* ''TabletopGame/CosmicEncounter'' has several cards and effects that can completely change your alien power, such as the Sorcerer and Reincarnator wild flares (the latter of which does it for ''everyone''.)
* In ''TabletopRPG/WorldOfDarkness'' it is possible to be transformed from one type of supernatural creature to another (e.g. mage to vampire). If this happens, you lose access to your previous powers and have to learn the powers of your new "species".

[[folder:Video Games]]

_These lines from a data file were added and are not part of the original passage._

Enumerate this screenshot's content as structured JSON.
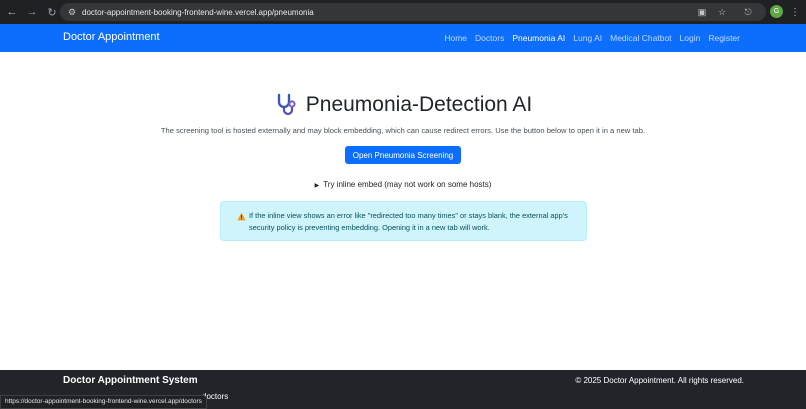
{
  "browser": {
    "url": "doctor-appointment-booking-frontend-wine.vercel.app/pneumonia",
    "profile_initial": "G",
    "status_url": "https://doctor-appointment-booking-frontend-wine.vercel.app/doctors"
  },
  "navbar": {
    "brand": "Doctor Appointment",
    "links": [
      {
        "label": "Home",
        "active": false
      },
      {
        "label": "Doctors",
        "active": false
      },
      {
        "label": "Pneumonia AI",
        "active": true
      },
      {
        "label": "Lung AI",
        "active": false
      },
      {
        "label": "Medical Chatbot",
        "active": false
      },
      {
        "label": "Login",
        "active": false
      },
      {
        "label": "Register",
        "active": false
      }
    ]
  },
  "main": {
    "title": "Pneumonia-Detection AI",
    "subtitle": "The screening tool is hosted externally and may block embedding, which can cause redirect errors. Use the button below to open it in a new tab.",
    "open_button": "Open Pneumonia Screening",
    "details_summary": "Try inline embed (may not work on some hosts)",
    "alert_text": "If the inline view shows an error like \"redirected too many times\" or stays blank, the external app's security policy is preventing embedding. Opening it in a new tab will work."
  },
  "footer": {
    "title": "Doctor Appointment System",
    "copyright": "© 2025 Doctor Appointment. All rights reserved.",
    "link": "doctors"
  },
  "colors": {
    "primary": "#0d6efd",
    "footer_bg": "#212529",
    "alert_bg": "#cff4fc",
    "alert_text": "#055160"
  }
}
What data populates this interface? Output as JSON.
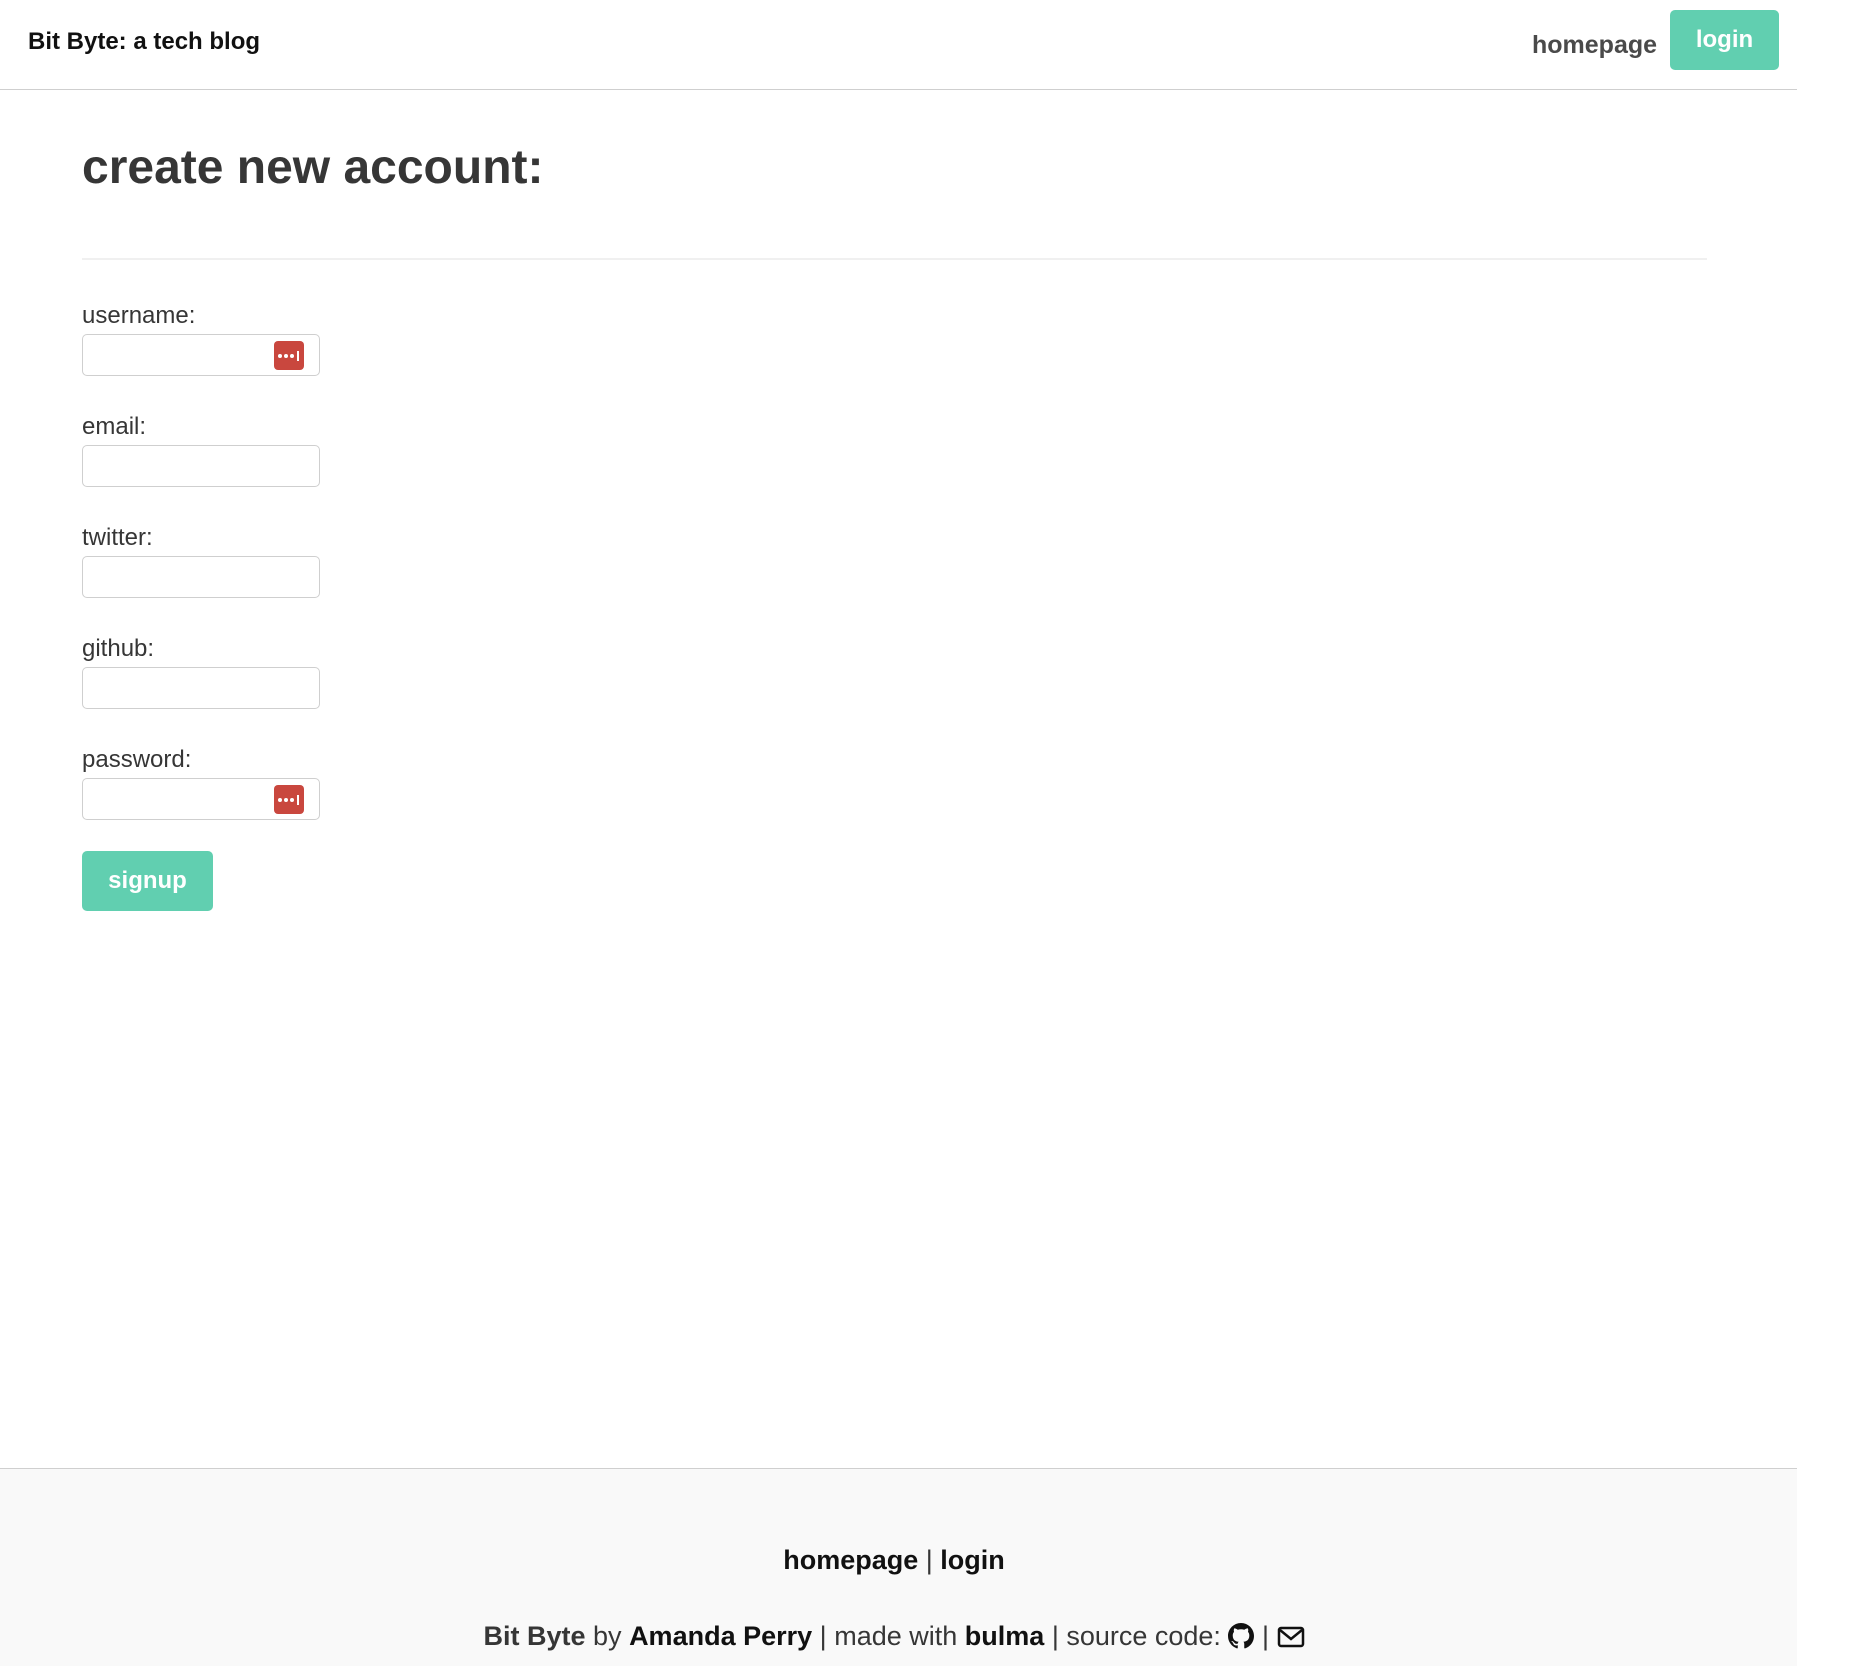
{
  "navbar": {
    "brand": "Bit Byte: a tech blog",
    "homepage": "homepage",
    "login": "login"
  },
  "main": {
    "title": "create new account:",
    "fields": [
      {
        "label": "username:",
        "value": "",
        "has_password_manager_icon": true
      },
      {
        "label": "email:",
        "value": "",
        "has_password_manager_icon": false
      },
      {
        "label": "twitter:",
        "value": "",
        "has_password_manager_icon": false
      },
      {
        "label": "github:",
        "value": "",
        "has_password_manager_icon": false
      },
      {
        "label": "password:",
        "value": "",
        "has_password_manager_icon": true
      }
    ],
    "signup": "signup"
  },
  "footer": {
    "nav_homepage": "homepage",
    "nav_separator": "|",
    "nav_login": "login",
    "site_name": "Bit Byte",
    "by": "by",
    "author": "Amanda Perry",
    "sep1": "|",
    "made_with": "made with",
    "framework": "bulma",
    "sep2": "|",
    "source_code": "source code:",
    "sep3": "|",
    "icons": [
      "github-icon",
      "envelope-icon"
    ]
  },
  "colors": {
    "accent": "#61cfb0",
    "password_manager_icon": "#c9473e",
    "footer_background": "#f9f9f9",
    "text": "#363636"
  }
}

* This is quite limited in the "character respecification" feature in ''VideoGame/CityOfHeroes''. While you can reselect your character's powers and change which auxiliary pools you chose from, you cannot change your primary and secondary pools or your archetype. That means no changing from swinging a sword to growing spines out of your body, or changing from a Tank into a Blaster and such.
* ''VideoGame/ChampionsOnline'' has the Retcon feature, either by using the in-game money (Resources) or buying a Retcon token from the cash shop. The token resets your whole character, allowing you to pick all your powers/super stats/talents/advantages from the start. And because your appearance can be fully changed, and even your name changed with an appropriate token, this allows you to completely re-imagine your character, sans gender.
* In ''VideoGame/{{Evolve}}'' this is the lore reason for the existence of things like the Elder Kraken and Blizzard Behemoth. When monsters are exposed to large amounts of Minkowski radiation they undergo mutations that alter their powers. Sometimes it's just an addition to existing abilities but usually it completely replaces them with something new.
* Each cycle of the EternalRecurrence that drives ''VideoGame/NexusClash'' returns everyone to level one and allows them to choose a new class if they want.

[[folder:Web Original]]
* Pico, from the ''Roleplay/GlobalGuardiansPBEMUniverse'', was originally a shrinking hero in the mold of DC's Atom. He later somehow gained [[FlyingBrick superhuman strength, invulnerability, and the ability to fly]], though only while shrunk down to a few inches tall.
* ''Literature/{{Worm}}'' has second triggers, instances where parahumans undergo enough stress for their powers to transform. For example, [[spoiler:Grue]]'s ability suddenly allowed him to copy the powers of any parahuman it was touching.